I’ve been reviewing tech products for 25 years, but this is the first time I’ve ever written about a strip of elastic.
It’s called the TickerBlocker. “What we’ve created,” the inventors wrote to me, “is a low-tech solution to a high-tech problem: spoilers for sports fans, and information overload for everybody.”
They were referring to the information ticker that scrolls across the bottom of your TV screen on sports and news channels.
I’ve had my beefs with those tickers for years. They’re distracting. They’re unnecessary. They presume to know your reading speed. (In Europe, they don’t actually scroll.
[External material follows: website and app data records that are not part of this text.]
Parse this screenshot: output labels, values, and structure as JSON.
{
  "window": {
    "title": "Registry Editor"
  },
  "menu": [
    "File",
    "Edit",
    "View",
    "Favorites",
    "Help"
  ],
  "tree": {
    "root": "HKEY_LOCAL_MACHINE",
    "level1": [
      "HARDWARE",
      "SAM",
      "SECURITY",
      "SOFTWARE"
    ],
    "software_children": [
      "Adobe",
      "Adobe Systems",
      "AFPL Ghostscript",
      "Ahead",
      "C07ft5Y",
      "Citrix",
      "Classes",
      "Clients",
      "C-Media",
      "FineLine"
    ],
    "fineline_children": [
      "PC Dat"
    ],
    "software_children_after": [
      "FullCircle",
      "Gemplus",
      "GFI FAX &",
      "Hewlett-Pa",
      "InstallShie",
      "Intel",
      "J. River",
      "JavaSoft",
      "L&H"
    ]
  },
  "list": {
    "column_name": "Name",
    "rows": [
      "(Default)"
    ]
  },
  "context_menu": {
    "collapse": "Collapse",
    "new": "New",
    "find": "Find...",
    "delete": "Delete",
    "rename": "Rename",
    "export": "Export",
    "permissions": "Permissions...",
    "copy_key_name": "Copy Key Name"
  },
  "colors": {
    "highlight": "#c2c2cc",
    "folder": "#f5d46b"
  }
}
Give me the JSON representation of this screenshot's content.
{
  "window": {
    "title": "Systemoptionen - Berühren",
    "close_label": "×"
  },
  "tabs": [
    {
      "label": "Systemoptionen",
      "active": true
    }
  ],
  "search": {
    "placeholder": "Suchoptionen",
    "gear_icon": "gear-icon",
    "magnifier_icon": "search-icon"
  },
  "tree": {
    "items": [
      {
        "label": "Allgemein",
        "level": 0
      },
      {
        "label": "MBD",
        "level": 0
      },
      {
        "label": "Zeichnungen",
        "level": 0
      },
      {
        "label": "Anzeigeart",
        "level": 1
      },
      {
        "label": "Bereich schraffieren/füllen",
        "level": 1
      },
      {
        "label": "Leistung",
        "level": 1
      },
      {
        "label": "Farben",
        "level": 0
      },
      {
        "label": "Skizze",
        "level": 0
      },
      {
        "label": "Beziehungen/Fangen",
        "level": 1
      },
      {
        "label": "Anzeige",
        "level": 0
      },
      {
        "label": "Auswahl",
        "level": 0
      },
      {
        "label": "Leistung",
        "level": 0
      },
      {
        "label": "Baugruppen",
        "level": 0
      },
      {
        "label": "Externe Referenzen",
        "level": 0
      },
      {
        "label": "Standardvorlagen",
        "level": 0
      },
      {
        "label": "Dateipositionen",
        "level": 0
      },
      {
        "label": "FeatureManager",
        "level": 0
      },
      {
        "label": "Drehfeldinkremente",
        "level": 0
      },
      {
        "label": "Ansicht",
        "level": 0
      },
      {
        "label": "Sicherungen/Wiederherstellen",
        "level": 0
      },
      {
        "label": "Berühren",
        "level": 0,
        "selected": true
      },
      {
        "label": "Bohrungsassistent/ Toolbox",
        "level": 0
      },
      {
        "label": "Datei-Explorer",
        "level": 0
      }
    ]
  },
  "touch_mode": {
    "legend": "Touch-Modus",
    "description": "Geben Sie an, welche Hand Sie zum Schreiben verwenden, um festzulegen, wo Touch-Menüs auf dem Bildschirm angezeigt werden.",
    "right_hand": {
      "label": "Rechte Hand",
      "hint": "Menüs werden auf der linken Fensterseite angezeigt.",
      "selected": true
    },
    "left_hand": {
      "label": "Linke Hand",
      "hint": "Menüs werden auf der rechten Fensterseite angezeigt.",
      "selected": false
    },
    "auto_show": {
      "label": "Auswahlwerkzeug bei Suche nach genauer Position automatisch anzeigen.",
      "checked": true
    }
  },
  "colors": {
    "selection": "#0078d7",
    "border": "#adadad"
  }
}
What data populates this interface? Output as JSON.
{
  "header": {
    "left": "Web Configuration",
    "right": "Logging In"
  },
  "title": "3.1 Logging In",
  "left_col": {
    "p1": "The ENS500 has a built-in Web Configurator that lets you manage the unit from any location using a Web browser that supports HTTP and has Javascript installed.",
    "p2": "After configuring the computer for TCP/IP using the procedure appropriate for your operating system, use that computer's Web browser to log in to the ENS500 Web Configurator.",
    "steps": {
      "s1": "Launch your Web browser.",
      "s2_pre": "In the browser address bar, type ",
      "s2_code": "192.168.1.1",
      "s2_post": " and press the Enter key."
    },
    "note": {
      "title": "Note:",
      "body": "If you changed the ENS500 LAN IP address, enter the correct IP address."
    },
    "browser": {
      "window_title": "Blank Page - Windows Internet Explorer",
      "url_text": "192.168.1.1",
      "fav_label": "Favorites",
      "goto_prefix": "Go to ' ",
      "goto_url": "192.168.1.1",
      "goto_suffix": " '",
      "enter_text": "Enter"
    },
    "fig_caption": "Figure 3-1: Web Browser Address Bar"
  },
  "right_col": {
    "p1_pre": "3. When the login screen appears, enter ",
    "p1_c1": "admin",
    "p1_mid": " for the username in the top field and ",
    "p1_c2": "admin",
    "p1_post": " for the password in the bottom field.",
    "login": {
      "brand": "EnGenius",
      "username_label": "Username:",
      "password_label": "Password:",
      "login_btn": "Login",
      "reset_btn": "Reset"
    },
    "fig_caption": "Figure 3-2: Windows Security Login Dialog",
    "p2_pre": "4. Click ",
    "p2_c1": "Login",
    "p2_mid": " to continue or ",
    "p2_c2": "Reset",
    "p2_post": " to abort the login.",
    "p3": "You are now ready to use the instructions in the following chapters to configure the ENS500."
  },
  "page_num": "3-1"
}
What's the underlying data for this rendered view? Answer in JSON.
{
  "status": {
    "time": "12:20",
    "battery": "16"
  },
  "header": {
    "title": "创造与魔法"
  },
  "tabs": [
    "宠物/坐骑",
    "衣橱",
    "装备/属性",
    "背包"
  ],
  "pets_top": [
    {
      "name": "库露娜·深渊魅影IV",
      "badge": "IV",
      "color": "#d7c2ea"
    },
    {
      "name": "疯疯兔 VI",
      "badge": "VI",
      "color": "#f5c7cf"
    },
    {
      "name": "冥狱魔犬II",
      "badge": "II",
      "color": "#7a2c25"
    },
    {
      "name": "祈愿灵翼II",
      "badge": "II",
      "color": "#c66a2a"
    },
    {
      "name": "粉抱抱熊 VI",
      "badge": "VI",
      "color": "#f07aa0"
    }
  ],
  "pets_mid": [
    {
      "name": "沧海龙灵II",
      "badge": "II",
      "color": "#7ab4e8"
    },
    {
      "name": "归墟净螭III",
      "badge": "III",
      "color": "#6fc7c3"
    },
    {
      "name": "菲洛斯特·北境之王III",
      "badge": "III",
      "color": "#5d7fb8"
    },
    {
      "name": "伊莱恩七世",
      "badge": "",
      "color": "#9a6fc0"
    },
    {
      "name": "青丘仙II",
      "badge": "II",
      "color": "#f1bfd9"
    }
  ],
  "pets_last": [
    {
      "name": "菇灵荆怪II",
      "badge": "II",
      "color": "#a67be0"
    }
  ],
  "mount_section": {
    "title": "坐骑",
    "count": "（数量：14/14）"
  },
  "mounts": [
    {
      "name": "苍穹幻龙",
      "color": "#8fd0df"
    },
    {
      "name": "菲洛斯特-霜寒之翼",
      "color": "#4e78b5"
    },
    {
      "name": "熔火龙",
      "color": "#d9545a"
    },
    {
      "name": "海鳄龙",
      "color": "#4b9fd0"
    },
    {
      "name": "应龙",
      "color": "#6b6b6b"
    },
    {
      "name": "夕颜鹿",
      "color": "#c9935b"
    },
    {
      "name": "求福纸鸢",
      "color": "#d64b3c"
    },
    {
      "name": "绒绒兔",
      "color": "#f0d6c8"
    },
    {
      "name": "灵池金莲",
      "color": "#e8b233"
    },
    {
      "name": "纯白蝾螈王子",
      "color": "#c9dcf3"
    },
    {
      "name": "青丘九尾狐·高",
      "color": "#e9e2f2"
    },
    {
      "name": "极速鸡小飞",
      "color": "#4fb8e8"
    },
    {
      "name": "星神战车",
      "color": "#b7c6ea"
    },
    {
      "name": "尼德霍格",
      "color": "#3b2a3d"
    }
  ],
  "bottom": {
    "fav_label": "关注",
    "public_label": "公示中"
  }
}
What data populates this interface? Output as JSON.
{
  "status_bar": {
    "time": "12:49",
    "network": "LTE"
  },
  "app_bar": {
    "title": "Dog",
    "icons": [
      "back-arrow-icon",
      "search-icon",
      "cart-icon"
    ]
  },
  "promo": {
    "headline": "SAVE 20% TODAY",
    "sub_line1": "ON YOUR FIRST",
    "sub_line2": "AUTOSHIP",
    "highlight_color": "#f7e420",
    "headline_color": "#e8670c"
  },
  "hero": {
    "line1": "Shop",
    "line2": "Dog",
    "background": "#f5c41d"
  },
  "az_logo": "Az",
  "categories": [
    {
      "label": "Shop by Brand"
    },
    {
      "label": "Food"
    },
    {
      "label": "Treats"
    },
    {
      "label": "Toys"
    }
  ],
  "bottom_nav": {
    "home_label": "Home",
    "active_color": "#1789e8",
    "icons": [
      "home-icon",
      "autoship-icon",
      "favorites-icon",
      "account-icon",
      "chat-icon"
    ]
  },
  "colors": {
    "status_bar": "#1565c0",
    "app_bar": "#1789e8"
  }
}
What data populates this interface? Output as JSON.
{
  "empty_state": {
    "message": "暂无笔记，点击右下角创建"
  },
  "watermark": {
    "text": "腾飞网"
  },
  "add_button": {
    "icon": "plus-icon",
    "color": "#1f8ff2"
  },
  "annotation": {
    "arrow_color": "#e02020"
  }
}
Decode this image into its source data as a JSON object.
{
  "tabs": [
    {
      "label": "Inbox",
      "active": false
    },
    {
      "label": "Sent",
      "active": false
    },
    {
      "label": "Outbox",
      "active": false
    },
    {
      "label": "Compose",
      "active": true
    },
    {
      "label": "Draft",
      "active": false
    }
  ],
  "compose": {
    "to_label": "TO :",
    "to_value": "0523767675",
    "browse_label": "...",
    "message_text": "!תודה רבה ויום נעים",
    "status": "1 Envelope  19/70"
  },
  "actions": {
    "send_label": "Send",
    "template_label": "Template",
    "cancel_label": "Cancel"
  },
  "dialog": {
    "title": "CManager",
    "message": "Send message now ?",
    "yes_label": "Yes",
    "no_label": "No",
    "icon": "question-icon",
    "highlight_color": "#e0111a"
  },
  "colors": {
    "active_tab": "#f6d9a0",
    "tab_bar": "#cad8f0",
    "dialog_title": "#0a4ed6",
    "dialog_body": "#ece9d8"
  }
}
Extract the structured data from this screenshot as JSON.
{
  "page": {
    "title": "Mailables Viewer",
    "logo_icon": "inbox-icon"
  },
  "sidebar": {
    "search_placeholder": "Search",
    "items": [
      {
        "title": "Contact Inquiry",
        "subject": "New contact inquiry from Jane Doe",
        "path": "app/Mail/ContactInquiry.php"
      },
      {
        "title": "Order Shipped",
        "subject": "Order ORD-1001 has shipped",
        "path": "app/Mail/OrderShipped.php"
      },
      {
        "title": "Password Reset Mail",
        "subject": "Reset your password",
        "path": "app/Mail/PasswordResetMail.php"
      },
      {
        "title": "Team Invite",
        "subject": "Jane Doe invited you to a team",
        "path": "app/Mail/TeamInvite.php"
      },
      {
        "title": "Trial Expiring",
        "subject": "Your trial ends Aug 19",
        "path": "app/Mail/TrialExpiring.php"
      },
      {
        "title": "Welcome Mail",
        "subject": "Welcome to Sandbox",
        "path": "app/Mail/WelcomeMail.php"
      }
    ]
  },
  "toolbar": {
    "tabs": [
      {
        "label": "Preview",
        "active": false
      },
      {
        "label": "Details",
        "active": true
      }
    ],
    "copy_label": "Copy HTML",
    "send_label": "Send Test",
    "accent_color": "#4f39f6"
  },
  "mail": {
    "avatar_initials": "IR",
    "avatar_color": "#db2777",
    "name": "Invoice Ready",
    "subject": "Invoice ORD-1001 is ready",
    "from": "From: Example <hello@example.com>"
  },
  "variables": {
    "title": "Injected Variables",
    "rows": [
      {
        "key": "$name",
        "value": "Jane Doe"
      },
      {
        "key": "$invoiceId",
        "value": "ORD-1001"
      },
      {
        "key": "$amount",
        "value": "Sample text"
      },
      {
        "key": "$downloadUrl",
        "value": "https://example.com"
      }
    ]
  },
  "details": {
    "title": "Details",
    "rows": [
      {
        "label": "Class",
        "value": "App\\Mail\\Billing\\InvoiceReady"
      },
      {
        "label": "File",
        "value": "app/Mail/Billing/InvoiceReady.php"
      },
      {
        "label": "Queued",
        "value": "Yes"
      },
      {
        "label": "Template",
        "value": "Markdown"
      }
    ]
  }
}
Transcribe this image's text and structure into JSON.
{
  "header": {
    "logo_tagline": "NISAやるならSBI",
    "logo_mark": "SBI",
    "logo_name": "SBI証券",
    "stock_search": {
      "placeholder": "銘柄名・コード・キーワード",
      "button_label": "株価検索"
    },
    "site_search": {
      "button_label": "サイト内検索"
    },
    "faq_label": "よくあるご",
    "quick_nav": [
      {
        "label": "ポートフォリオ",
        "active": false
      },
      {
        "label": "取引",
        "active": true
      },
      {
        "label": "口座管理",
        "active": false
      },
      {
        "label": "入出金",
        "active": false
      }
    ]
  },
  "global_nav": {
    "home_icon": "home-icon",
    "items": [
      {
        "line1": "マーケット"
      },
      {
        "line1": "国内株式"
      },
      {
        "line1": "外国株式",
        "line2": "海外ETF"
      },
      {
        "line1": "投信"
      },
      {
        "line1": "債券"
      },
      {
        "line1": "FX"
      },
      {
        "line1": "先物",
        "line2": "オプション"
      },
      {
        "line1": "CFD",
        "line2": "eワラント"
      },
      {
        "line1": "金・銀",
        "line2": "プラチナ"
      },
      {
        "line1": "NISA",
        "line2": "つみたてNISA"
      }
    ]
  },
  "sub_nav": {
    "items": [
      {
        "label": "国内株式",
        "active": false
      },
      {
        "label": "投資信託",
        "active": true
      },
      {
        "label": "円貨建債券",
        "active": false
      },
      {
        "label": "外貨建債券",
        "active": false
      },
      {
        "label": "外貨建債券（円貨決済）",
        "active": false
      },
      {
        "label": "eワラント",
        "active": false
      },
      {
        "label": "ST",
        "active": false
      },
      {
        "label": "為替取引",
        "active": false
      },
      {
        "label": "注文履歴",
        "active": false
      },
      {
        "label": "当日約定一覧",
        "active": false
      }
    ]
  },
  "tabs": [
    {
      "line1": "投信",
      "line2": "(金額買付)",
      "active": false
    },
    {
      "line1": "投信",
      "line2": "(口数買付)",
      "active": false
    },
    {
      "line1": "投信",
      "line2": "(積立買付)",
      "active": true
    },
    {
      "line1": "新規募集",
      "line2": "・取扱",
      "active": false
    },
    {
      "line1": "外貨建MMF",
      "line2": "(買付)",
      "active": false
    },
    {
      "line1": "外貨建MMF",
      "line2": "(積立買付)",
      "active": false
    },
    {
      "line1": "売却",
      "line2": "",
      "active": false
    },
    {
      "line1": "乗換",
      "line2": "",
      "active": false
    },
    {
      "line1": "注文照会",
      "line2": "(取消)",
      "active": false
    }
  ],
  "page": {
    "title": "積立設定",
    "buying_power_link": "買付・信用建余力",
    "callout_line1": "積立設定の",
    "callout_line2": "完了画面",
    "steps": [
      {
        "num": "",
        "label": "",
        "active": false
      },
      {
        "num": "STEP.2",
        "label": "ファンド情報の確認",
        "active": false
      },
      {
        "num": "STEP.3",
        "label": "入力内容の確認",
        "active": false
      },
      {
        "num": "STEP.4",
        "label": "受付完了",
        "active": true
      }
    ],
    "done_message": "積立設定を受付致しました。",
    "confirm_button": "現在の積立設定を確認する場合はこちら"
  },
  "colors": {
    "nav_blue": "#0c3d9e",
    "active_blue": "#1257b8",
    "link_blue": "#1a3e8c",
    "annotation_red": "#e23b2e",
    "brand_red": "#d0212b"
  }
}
Each headline appears, in full, at the bottom of the screen, and lingers for a few moments. That’s less annoying, and you can read at your own speed.)
When I complained about that ticker in a 2008 column, a reader wrote: “David: I’ve been hoping that TV manufacturers would add a ‘cover the crawl’ feature that would just put a black bar over the crawl.”
I wrote back: “I love it! But cynic that I am, I’m quite confident that no TV company will ever offer this feature; the cable companies would scream bloody murder. Although there’s nothing to stop some enterprising entrepreneur from marketing a horizontal strip of black vinyl that you tape onto your screen yourself…”
I was kind of joking. But a couple of enterprising entrepreneurs took me seriously—which brings us, six years later, to the TickerBlocker.
It’s a stretchy black six-foot strip of elastic with Velcro on the ends. You’re supposed to strap it across your flat-screen TV, blocking the ticker.
I mean, how dumb, right? But also how brilliant! I know—I know—there are people out there who would absolutely install this thing. Especially since it’s just $10.
The research for this review took all of about six minutes. I tuned in to ESPN. I peeled the adhesive off of the Velcro pad—
—and affixed it to the back of the set. The other Velcro patch went on the other back side. The corresponding Velcro on the ends of the TickerBlocker gripped the patches nice and tight.
The only even vaguely high-tech part of the whole thing is that the elastic remains opaque no matter how much you stretch it.
What I discovered is that, well, the TickerBlocker blocks the ticker. On ESPN, anyway. Perfectly.
It’s not tall enough, however, to cover the ticker on news stations. On Bloomberg, for example, it looks kind of pathetic:
That’s probably because the inventors of the TickerBlocker were sports fans. When they watched a game live, the ticker kept revealing the final scores of games they were recording and had planned to watch later. The ticker ruined the surprise.
In any case, I suppose you could probably get two or three of these things to block the news stations’ tickers. (It’s $18 for two, $24 for three.)
Each comes with extra Velcro patches, but you can move and adjust them, which I did. They didn’t leave any adhesive on my TV.
As the creators point out, March Madness is “prime TickerBlocker time,” what with all those overlapping basketball games on TV. They also maintain that their elastic strip makes TV less annoying for seniors and kids with attention disorders, but that may be stretching it (heh).
So there you go: a $10 strip of elastic that does just what it says. Now you know.
See also: The pre-cut LED indicator light blockers, Light Dims.